Directions for this task: Print each entry below precisely as shown.

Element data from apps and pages
------------------------------

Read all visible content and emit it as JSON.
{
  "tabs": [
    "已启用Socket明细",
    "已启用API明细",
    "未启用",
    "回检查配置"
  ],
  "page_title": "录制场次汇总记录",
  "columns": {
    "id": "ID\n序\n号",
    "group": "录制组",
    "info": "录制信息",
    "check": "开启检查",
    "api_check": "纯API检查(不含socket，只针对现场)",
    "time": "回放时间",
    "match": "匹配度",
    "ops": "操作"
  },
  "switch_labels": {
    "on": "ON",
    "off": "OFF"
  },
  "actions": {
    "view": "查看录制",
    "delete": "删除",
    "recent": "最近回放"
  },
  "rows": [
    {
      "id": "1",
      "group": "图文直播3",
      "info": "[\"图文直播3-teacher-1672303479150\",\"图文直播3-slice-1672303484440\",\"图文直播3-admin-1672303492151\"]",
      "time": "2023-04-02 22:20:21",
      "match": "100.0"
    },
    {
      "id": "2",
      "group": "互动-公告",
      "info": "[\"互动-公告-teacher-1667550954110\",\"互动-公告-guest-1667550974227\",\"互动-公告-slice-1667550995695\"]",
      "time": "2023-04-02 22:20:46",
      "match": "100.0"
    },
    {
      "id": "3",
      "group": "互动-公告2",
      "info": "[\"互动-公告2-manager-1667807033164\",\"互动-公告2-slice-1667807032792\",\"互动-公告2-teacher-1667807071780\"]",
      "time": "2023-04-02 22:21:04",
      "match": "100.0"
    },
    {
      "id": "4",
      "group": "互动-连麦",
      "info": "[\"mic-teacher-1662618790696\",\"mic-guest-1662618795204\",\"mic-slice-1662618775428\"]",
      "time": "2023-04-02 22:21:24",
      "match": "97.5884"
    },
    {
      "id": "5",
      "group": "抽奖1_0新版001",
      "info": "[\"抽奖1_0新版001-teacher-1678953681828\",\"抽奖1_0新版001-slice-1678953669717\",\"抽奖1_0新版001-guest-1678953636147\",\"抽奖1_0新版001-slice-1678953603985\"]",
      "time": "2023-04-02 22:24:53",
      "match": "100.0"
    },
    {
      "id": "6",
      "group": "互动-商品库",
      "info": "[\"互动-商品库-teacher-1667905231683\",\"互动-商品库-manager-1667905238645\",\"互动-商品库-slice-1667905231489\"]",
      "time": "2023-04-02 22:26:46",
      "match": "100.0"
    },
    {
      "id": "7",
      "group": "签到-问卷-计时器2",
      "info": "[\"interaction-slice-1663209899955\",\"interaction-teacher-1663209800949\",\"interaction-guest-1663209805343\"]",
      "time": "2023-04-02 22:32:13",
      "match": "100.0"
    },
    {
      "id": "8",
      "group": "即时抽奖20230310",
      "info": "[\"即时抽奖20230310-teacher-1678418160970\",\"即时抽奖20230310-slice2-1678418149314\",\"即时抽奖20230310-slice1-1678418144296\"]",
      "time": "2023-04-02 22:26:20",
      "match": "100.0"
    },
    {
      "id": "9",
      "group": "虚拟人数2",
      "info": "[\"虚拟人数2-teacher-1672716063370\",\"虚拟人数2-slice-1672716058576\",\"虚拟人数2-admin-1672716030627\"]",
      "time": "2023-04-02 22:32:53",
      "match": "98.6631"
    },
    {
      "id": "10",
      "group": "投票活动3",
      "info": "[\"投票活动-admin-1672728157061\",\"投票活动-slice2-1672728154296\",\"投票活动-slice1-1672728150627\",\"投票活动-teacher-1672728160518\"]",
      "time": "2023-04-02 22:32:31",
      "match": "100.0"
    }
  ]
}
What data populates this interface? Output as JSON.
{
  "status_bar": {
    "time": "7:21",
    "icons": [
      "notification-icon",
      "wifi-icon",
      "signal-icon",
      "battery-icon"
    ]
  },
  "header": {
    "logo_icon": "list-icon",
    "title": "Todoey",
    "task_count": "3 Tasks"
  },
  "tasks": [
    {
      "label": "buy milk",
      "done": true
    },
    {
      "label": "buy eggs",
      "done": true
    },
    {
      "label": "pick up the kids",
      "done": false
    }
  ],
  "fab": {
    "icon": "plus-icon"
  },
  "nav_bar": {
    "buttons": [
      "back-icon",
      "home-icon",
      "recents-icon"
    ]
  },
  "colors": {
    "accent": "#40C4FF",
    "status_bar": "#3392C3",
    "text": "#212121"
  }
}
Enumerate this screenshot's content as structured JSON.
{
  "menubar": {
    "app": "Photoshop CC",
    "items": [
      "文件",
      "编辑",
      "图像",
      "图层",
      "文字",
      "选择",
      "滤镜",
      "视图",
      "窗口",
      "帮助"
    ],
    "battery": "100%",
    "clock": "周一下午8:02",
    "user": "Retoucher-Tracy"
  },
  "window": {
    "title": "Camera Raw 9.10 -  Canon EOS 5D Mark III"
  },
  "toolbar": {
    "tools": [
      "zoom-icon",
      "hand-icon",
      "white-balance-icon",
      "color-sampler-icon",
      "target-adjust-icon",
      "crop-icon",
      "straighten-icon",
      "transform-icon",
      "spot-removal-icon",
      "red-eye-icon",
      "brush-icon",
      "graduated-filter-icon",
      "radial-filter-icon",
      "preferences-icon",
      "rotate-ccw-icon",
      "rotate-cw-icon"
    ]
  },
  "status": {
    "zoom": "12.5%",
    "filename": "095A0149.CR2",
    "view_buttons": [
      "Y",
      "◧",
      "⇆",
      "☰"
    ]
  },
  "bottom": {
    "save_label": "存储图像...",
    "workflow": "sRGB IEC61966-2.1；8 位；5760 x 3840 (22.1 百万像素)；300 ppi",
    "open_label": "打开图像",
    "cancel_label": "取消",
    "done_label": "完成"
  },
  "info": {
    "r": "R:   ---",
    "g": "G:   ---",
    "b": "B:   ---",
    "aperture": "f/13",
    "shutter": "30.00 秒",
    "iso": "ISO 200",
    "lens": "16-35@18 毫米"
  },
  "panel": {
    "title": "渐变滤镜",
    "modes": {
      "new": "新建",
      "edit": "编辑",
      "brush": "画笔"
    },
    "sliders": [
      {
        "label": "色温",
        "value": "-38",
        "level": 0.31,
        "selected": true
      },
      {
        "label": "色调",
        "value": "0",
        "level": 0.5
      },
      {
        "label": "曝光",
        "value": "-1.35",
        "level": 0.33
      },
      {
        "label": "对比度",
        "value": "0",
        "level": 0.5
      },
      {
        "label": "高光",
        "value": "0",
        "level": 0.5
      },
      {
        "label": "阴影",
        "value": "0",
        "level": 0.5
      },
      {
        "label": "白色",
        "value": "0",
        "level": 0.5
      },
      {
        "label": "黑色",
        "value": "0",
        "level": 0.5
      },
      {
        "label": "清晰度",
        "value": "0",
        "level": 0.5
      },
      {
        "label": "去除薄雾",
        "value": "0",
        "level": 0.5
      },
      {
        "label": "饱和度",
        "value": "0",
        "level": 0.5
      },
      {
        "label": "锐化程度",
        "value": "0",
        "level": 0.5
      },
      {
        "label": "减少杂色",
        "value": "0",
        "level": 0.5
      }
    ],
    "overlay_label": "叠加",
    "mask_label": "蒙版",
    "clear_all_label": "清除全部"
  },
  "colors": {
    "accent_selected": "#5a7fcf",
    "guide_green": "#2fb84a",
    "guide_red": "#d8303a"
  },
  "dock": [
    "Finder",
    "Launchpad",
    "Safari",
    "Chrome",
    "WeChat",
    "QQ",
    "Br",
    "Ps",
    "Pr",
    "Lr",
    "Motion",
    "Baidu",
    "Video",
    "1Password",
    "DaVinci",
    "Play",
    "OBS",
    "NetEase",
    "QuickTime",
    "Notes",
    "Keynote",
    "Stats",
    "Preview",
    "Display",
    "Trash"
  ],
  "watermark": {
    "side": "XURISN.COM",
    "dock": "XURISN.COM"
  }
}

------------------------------

Task answer:
Read all visible content and emit it as JSON.
{
  "tabs": [
    "已启用Socket明细",
    "已启用API明细",
    "未启用",
    "回检查配置"
  ],
  "page_title": "录制场次汇总记录",
  "columns": {
    "id": "ID\n序\n号",
    "group": "录制组",
    "info": "录制信息",
    "check": "开启检查",
    "api_check": "纯API检查(不含socket，只针对现场)",
    "time": "回放时间",
    "match": "匹配度",
    "ops": "操作"
  },
  "switch_labels": {
    "on": "ON",
    "off": "OFF"
  },
  "actions": {
    "view": "查看录制",
    "delete": "删除",
    "recent": "最近回放"
  },
  "rows": [
    {
      "id": "1",
      "group": "图文直播3",
      "info": "[\"图文直播3-teacher-1672303479150\",\"图文直播3-slice-1672303484440\",\"图文直播3-admin-1672303492151\"]",
      "time": "2023-04-02 22:20:21",
      "match": "100.0"
    },
    {
      "id": "2",
      "group": "互动-公告",
      "info": "[\"互动-公告-teacher-1667550954110\",\"互动-公告-guest-1667550974227\",\"互动-公告-slice-1667550995695\"]",
      "time": "2023-04-02 22:20:46",
      "match": "100.0"
    },
    {
      "id": "3",
      "group": "互动-公告2",
      "info": "[\"互动-公告2-manager-1667807033164\",\"互动-公告2-slice-1667807032792\",\"互动-公告2-teacher-1667807071780\"]",
      "time": "2023-04-02 22:21:04",
      "match": "100.0"
    },
    {
      "id": "4",
      "group": "互动-连麦",
      "info": "[\"mic-teacher-1662618790696\",\"mic-guest-1662618795204\",\"mic-slice-1662618775428\"]",
      "time": "2023-04-02 22:21:24",
      "match": "97.5884"
    },
    {
      "id": "5",
      "group": "抽奖1_0新版001",
      "info": "[\"抽奖1_0新版001-teacher-1678953681828\",\"抽奖1_0新版001-slice-1678953669717\",\"抽奖1_0新版001-guest-1678953636147\",\"抽奖1_0新版001-slice-1678953603985\"]",
      "time": "2023-04-02 22:24:53",
      "match": "100.0"
    },
    {
      "id": "6",
      "group": "互动-商品库",
      "info": "[\"互动-商品库-teacher-1667905231683\",\"互动-商品库-manager-1667905238645\",\"互动-商品库-slice-1667905231489\"]",
      "time": "2023-04-02 22:26:46",
      "match": "100.0"
    },
    {
      "id": "7",
      "group": "签到-问卷-计时器2",
      "info": "[\"interaction-slice-1663209899955\",\"interaction-teacher-1663209800949\",\"interaction-guest-1663209805343\"]",
      "time": "2023-04-02 22:32:13",
      "match": "100.0"
    },
    {
      "id": "8",
      "group": "即时抽奖20230310",
      "info": "[\"即时抽奖20230310-teacher-1678418160970\",\"即时抽奖20230310-slice2-1678418149314\",\"即时抽奖20230310-slice1-1678418144296\"]",
      "time": "2023-04-02 22:26:20",
      "match": "100.0"
    },
    {
      "id": "9",
      "group": "虚拟人数2",
      "info": "[\"虚拟人数2-teacher-1672716063370\",\"虚拟人数2-slice-1672716058576\",\"虚拟人数2-admin-1672716030627\"]",
      "time": "2023-04-02 22:32:53",
      "match": "98.6631"
    },
    {
      "id": "10",
      "group": "投票活动3",
      "info": "[\"投票活动-admin-1672728157061\",\"投票活动-slice2-1672728154296\",\"投票活动-slice1-1672728150627\",\"投票活动-teacher-1672728160518\"]",
      "time": "2023-04-02 22:32:31",
      "match": "100.0"
    }
  ]
}
What data populates this interface? Output as JSON.
{
  "status_bar": {
    "time": "7:21",
    "icons": [
      "notification-icon",
      "wifi-icon",
      "signal-icon",
      "battery-icon"
    ]
  },
  "header": {
    "logo_icon": "list-icon",
    "title": "Todoey",
    "task_count": "3 Tasks"
  },
  "tasks": [
    {
      "label": "buy milk",
      "done": true
    },
    {
      "label": "buy eggs",
      "done": true
    },
    {
      "label": "pick up the kids",
      "done": false
    }
  ],
  "fab": {
    "icon": "plus-icon"
  },
  "nav_bar": {
    "buttons": [
      "back-icon",
      "home-icon",
      "recents-icon"
    ]
  },
  "colors": {
    "accent": "#40C4FF",
    "status_bar": "#3392C3",
    "text": "#212121"
  }
}
Enumerate this screenshot's content as structured JSON.
{
  "menubar": {
    "app": "Photoshop CC",
    "items": [
      "文件",
      "编辑",
      "图像",
      "图层",
      "文字",
      "选择",
      "滤镜",
      "视图",
      "窗口",
      "帮助"
    ],
    "battery": "100%",
    "clock": "周一下午8:02",
    "user": "Retoucher-Tracy"
  },
  "window": {
    "title": "Camera Raw 9.10 -  Canon EOS 5D Mark III"
  },
  "toolbar": {
    "tools": [
      "zoom-icon",
      "hand-icon",
      "white-balance-icon",
      "color-sampler-icon",
      "target-adjust-icon",
      "crop-icon",
      "straighten-icon",
      "transform-icon",
      "spot-removal-icon",
      "red-eye-icon",
      "brush-icon",
      "graduated-filter-icon",
      "radial-filter-icon",
      "preferences-icon",
      "rotate-ccw-icon",
      "rotate-cw-icon"
    ]
  },
  "status": {
    "zoom": "12.5%",
    "filename": "095A0149.CR2",
    "view_buttons": [
      "Y",
      "◧",
      "⇆",
      "☰"
    ]
  },
  "bottom": {
    "save_label": "存储图像...",
    "workflow": "sRGB IEC61966-2.1；8 位；5760 x 3840 (22.1 百万像素)；300 ppi",
    "open_label": "打开图像",
    "cancel_label": "取消",
    "done_label": "完成"
  },
  "info": {
    "r": "R:   ---",
    "g": "G:   ---",
    "b": "B:   ---",
    "aperture": "f/13",
    "shutter": "30.00 秒",
    "iso": "ISO 200",
    "lens": "16-35@18 毫米"
  },
  "panel": {
    "title": "渐变滤镜",
    "modes": {
      "new": "新建",
      "edit": "编辑",
      "brush": "画笔"
    },
    "sliders": [
      {
        "label": "色温",
        "value": "-38",
        "level": 0.31,
        "selected": true
      },
      {
        "label": "色调",
        "value": "0",
        "level": 0.5
      },
      {
        "label": "曝光",
        "value": "-1.35",
        "level": 0.33
      },
      {
        "label": "对比度",
        "value": "0",
        "level": 0.5
      },
      {
        "label": "高光",
        "value": "0",
        "level": 0.5
      },
      {
        "label": "阴影",
        "value": "0",
        "level": 0.5
      },
      {
        "label": "白色",
        "value": "0",
        "level": 0.5
      },
      {
        "label": "黑色",
        "value": "0",
        "level": 0.5
      },
      {
        "label": "清晰度",
        "value": "0",
        "level": 0.5
      },
      {
        "label": "去除薄雾",
        "value": "0",
        "level": 0.5
      },
      {
        "label": "饱和度",
        "value": "0",
        "level": 0.5
      },
      {
        "label": "锐化程度",
        "value": "0",
        "level": 0.5
      },
      {
        "label": "减少杂色",
        "value": "0",
        "level": 0.5
      }
    ],
    "overlay_label": "叠加",
    "mask_label": "蒙版",
    "clear_all_label": "清除全部"
  },
  "colors": {
    "accent_selected": "#5a7fcf",
    "guide_green": "#2fb84a",
    "guide_red": "#d8303a"
  },
  "dock": [
    "Finder",
    "Launchpad",
    "Safari",
    "Chrome",
    "WeChat",
    "QQ",
    "Br",
    "Ps",
    "Pr",
    "Lr",
    "Motion",
    "Baidu",
    "Video",
    "1Password",
    "DaVinci",
    "Play",
    "OBS",
    "NetEase",
    "QuickTime",
    "Notes",
    "Keynote",
    "Stats",
    "Preview",
    "Display",
    "Trash"
  ],
  "watermark": {
    "side": "XURISN.COM",
    "dock": "XURISN.COM"
  }
}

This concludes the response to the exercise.